Task instructions →
Which lines of the entries contain the string "this"? Please find them and copy them.

**** Extracted information ****

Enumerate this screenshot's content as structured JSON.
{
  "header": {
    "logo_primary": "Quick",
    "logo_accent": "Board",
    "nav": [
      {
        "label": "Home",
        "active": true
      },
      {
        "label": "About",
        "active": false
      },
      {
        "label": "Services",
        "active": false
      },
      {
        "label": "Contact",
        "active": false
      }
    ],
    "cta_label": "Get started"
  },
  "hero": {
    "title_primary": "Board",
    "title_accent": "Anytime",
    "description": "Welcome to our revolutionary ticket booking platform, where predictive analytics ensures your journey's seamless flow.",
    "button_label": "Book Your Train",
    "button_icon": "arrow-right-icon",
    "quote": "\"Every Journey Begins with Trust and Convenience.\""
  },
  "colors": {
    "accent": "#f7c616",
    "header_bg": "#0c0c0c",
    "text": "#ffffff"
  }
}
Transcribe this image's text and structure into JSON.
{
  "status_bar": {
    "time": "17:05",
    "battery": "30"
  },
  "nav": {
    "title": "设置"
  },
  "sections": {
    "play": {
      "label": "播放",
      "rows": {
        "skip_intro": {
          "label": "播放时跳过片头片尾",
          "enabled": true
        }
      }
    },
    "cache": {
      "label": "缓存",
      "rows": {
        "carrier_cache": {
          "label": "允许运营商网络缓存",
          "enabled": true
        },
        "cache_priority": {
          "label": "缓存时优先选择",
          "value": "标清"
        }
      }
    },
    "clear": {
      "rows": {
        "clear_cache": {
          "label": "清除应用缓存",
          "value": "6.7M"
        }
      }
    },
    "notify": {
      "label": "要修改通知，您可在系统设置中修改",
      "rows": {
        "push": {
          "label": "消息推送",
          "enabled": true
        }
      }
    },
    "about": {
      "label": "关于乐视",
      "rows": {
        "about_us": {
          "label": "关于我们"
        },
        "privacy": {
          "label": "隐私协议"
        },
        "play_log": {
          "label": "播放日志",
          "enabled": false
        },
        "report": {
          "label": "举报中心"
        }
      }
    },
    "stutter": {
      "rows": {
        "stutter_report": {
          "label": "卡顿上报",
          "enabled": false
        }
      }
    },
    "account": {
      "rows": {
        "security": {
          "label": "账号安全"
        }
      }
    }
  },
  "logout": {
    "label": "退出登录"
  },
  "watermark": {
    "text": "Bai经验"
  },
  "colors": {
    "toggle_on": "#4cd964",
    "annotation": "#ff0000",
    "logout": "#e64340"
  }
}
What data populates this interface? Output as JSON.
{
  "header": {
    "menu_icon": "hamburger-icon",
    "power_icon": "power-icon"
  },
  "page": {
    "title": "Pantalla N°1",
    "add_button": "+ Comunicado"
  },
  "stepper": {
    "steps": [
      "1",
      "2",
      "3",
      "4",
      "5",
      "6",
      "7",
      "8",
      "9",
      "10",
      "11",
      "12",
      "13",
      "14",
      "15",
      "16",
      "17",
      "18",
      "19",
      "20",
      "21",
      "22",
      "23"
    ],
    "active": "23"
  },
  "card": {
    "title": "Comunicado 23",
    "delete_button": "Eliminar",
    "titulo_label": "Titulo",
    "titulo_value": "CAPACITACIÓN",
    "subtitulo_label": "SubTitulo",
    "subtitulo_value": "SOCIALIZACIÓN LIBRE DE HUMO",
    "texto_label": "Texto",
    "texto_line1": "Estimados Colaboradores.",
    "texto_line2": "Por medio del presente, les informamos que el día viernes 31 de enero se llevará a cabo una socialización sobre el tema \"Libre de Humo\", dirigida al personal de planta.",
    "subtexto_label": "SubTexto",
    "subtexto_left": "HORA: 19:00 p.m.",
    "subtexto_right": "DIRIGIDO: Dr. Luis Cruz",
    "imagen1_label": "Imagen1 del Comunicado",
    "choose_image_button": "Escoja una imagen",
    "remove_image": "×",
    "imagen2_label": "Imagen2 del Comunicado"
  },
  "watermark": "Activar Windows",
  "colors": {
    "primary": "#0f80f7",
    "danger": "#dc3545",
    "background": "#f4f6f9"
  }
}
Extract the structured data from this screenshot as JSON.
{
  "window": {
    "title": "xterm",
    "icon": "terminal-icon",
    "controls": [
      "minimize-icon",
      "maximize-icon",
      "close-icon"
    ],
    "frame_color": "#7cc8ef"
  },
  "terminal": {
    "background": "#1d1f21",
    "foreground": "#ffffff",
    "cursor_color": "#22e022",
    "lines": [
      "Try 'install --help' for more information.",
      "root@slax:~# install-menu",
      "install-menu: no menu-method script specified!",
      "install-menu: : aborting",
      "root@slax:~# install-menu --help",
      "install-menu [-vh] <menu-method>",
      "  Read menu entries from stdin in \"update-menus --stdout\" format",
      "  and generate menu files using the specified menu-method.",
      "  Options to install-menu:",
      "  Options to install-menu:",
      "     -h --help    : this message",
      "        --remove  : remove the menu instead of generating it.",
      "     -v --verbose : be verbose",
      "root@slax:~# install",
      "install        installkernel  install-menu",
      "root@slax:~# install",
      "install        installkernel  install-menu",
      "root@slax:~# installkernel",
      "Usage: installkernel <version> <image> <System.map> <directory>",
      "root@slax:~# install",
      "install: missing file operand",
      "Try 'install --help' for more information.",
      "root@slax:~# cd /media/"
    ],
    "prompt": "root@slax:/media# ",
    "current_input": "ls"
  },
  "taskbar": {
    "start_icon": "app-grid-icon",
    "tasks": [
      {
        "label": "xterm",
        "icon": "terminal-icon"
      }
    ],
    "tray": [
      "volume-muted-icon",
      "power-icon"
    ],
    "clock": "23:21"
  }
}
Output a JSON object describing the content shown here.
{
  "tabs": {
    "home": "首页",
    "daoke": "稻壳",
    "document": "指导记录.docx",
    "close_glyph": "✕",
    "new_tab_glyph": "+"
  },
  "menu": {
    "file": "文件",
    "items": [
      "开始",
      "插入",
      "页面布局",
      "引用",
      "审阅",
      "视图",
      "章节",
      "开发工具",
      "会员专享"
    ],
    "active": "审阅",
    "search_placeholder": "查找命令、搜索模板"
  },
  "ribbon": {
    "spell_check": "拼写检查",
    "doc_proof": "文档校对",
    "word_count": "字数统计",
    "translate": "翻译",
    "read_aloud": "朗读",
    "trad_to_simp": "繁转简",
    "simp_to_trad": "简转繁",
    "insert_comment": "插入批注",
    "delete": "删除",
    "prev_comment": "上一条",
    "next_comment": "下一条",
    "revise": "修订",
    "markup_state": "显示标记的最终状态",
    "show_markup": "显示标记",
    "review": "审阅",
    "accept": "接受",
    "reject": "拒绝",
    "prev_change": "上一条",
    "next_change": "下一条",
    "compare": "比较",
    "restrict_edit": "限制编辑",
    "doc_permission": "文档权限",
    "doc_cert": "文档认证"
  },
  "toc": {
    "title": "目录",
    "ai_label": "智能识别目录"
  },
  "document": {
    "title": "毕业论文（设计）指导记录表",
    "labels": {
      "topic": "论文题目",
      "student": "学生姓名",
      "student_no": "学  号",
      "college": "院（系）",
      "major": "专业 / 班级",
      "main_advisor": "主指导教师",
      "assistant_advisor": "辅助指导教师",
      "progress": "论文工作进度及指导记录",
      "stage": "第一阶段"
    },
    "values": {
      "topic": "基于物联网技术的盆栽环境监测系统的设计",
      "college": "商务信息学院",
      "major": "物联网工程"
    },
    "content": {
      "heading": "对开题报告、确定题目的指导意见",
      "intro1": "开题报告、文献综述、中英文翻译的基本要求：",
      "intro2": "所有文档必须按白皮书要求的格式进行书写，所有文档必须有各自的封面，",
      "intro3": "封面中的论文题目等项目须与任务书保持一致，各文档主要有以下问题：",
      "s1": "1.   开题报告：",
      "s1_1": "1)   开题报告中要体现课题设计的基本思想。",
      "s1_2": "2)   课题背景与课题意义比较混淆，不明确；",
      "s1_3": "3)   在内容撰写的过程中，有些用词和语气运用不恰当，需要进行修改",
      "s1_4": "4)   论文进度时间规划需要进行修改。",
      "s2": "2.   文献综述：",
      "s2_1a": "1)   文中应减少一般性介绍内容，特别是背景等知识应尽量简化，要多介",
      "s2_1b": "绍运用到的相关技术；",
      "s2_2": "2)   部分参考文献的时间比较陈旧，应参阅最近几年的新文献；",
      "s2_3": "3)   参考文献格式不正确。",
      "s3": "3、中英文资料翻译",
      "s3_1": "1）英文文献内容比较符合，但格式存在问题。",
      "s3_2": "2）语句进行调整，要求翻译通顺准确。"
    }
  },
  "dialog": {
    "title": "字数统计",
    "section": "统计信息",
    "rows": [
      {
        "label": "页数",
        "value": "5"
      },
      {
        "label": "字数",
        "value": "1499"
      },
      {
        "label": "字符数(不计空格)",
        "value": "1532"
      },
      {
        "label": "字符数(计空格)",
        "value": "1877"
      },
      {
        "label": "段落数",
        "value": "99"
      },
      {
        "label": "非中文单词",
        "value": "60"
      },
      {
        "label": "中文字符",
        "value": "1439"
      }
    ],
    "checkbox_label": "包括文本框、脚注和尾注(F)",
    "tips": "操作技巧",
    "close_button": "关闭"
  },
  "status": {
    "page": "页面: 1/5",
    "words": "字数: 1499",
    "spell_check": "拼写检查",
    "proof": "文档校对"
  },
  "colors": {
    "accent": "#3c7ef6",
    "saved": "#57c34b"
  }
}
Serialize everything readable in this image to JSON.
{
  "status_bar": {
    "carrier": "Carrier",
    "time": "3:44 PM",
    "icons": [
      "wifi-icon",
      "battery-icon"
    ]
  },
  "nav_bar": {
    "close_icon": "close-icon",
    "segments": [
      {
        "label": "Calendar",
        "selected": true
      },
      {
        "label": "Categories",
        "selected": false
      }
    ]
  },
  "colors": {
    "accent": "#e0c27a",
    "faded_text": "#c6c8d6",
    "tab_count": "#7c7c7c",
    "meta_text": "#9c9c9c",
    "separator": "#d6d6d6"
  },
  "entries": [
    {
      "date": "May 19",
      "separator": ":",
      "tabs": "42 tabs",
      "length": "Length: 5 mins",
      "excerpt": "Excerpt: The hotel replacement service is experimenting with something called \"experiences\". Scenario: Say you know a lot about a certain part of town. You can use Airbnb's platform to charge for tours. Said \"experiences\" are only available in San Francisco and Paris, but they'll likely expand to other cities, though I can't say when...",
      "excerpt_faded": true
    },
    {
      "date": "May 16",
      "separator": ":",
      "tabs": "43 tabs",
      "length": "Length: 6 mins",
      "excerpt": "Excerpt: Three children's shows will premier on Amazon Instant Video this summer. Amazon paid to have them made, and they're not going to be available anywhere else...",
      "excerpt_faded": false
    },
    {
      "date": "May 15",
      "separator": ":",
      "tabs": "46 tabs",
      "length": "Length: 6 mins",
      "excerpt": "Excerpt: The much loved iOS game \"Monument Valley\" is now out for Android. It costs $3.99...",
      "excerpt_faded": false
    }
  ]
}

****

The answer →
Enumerate this screenshot's content as structured JSON.
Transcribe this image's text and structure into JSON.
What data populates this interface? Output as JSON.
Extract the structured data from this screenshot as JSON.
      "     -h --help    : this message",
Serialize everything readable in this image to JSON.
      "excerpt": "Excerpt: Three children's shows will premier on Amazon Instant Video this summer. Amazon paid to have them made, and they're not going to be available anywhere else...",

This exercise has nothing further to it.